===== DATA FOR PROCESSING

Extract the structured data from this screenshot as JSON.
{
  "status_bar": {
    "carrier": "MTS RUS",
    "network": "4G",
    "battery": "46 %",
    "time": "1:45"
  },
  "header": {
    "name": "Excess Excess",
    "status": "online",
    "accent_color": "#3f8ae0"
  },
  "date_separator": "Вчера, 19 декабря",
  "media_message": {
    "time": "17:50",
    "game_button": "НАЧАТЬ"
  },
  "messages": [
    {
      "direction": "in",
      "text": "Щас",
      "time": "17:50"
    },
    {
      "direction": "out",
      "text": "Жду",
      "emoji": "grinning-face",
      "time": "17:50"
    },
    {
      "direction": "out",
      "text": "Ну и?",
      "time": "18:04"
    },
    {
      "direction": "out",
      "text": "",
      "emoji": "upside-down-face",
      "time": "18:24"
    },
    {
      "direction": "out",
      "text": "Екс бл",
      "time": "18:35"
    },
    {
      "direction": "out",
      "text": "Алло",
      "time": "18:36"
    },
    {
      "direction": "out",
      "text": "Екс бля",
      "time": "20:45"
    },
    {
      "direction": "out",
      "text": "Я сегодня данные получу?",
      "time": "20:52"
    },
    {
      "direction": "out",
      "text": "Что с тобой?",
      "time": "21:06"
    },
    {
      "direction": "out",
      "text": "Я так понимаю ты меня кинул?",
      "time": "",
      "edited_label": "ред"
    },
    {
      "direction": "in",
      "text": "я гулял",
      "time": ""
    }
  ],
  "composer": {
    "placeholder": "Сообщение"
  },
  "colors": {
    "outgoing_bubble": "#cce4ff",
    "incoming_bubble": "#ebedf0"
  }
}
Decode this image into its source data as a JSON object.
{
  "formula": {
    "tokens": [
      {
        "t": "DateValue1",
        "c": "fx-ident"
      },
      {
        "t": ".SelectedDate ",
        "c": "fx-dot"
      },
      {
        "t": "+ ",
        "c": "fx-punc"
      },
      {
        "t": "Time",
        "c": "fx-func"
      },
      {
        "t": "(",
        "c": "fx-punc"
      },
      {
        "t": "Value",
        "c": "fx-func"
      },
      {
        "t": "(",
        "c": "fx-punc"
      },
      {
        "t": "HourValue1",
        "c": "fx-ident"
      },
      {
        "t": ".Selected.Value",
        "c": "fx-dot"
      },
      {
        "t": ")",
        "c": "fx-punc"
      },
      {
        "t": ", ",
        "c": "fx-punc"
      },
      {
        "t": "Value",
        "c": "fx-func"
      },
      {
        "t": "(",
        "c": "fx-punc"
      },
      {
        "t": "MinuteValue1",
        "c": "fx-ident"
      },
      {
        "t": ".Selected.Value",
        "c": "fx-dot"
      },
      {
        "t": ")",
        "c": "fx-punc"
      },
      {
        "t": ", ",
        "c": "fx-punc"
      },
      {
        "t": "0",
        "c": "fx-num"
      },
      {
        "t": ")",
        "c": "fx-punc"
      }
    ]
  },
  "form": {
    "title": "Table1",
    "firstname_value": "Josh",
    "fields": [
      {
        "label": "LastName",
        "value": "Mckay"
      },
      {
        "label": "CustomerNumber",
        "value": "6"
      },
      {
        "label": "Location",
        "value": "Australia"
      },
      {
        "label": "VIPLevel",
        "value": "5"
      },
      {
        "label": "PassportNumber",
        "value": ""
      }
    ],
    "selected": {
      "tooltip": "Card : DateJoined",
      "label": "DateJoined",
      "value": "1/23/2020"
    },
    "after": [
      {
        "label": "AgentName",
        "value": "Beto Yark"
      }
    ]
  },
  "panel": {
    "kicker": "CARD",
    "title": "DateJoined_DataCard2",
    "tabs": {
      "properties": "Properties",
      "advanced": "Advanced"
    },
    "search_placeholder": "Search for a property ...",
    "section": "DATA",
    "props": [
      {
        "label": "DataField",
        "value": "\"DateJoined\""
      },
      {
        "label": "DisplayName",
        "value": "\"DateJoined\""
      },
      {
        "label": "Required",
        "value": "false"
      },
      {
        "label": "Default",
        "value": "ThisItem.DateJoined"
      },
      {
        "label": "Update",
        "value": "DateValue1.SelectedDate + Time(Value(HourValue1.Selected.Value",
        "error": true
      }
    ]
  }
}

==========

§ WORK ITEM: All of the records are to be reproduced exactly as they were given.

§ TASK RESULT:
Extract the structured data from this screenshot as JSON.
{
  "status_bar": {
    "carrier": "MTS RUS",
    "network": "4G",
    "battery": "46 %",
    "time": "1:45"
  },
  "header": {
    "name": "Excess Excess",
    "status": "online",
    "accent_color": "#3f8ae0"
  },
  "date_separator": "Вчера, 19 декабря",
  "media_message": {
    "time": "17:50",
    "game_button": "НАЧАТЬ"
  },
  "messages": [
    {
      "direction": "in",
      "text": "Щас",
      "time": "17:50"
    },
    {
      "direction": "out",
      "text": "Жду",
      "emoji": "grinning-face",
      "time": "17:50"
    },
    {
      "direction": "out",
      "text": "Ну и?",
      "time": "18:04"
    },
    {
      "direction": "out",
      "text": "",
      "emoji": "upside-down-face",
      "time": "18:24"
    },
    {
      "direction": "out",
      "text": "Екс бл",
      "time": "18:35"
    },
    {
      "direction": "out",
      "text": "Алло",
      "time": "18:36"
    },
    {
      "direction": "out",
      "text": "Екс бля",
      "time": "20:45"
    },
    {
      "direction": "out",
      "text": "Я сегодня данные получу?",
      "time": "20:52"
    },
    {
      "direction": "out",
      "text": "Что с тобой?",
      "time": "21:06"
    },
    {
      "direction": "out",
      "text": "Я так понимаю ты меня кинул?",
      "time": "",
      "edited_label": "ред"
    },
    {
      "direction": "in",
      "text": "я гулял",
      "time": ""
    }
  ],
  "composer": {
    "placeholder": "Сообщение"
  },
  "colors": {
    "outgoing_bubble": "#cce4ff",
    "incoming_bubble": "#ebedf0"
  }
}
Decode this image into its source data as a JSON object.
{
  "formula": {
    "tokens": [
      {
        "t": "DateValue1",
        "c": "fx-ident"
      },
      {
        "t": ".SelectedDate ",
        "c": "fx-dot"
      },
      {
        "t": "+ ",
        "c": "fx-punc"
      },
      {
        "t": "Time",
        "c": "fx-func"
      },
      {
        "t": "(",
        "c": "fx-punc"
      },
      {
        "t": "Value",
        "c": "fx-func"
      },
      {
        "t": "(",
        "c": "fx-punc"
      },
      {
        "t": "HourValue1",
        "c": "fx-ident"
      },
      {
        "t": ".Selected.Value",
        "c": "fx-dot"
      },
      {
        "t": ")",
        "c": "fx-punc"
      },
      {
        "t": ", ",
        "c": "fx-punc"
      },
      {
        "t": "Value",
        "c": "fx-func"
      },
      {
        "t": "(",
        "c": "fx-punc"
      },
      {
        "t": "MinuteValue1",
        "c": "fx-ident"
      },
      {
        "t": ".Selected.Value",
        "c": "fx-dot"
      },
      {
        "t": ")",
        "c": "fx-punc"
      },
      {
        "t": ", ",
        "c": "fx-punc"
      },
      {
        "t": "0",
        "c": "fx-num"
      },
      {
        "t": ")",
        "c": "fx-punc"
      }
    ]
  },
  "form": {
    "title": "Table1",
    "firstname_value": "Josh",
    "fields": [
      {
        "label": "LastName",
        "value": "Mckay"
      },
      {
        "label": "CustomerNumber",
        "value": "6"
      },
      {
        "label": "Location",
        "value": "Australia"
      },
      {
        "label": "VIPLevel",
        "value": "5"
      },
      {
        "label": "PassportNumber",
        "value": ""
      }
    ],
    "selected": {
      "tooltip": "Card : DateJoined",
      "label": "DateJoined",
      "value": "1/23/2020"
    },
    "after": [
      {
        "label": "AgentName",
        "value": "Beto Yark"
      }
    ]
  },
  "panel": {
    "kicker": "CARD",
    "title": "DateJoined_DataCard2",
    "tabs": {
      "properties": "Properties",
      "advanced": "Advanced"
    },
    "search_placeholder": "Search for a property ...",
    "section": "DATA",
    "props": [
      {
        "label": "DataField",
        "value": "\"DateJoined\""
      },
      {
        "label": "DisplayName",
        "value": "\"DateJoined\""
      },
      {
        "label": "Required",
        "value": "false"
      },
      {
        "label": "Default",
        "value": "ThisItem.DateJoined"
      },
      {
        "label": "Update",
        "value": "DateValue1.SelectedDate + Time(Value(HourValue1.Selected.Value",
        "error": true
      }
    ]
  }
}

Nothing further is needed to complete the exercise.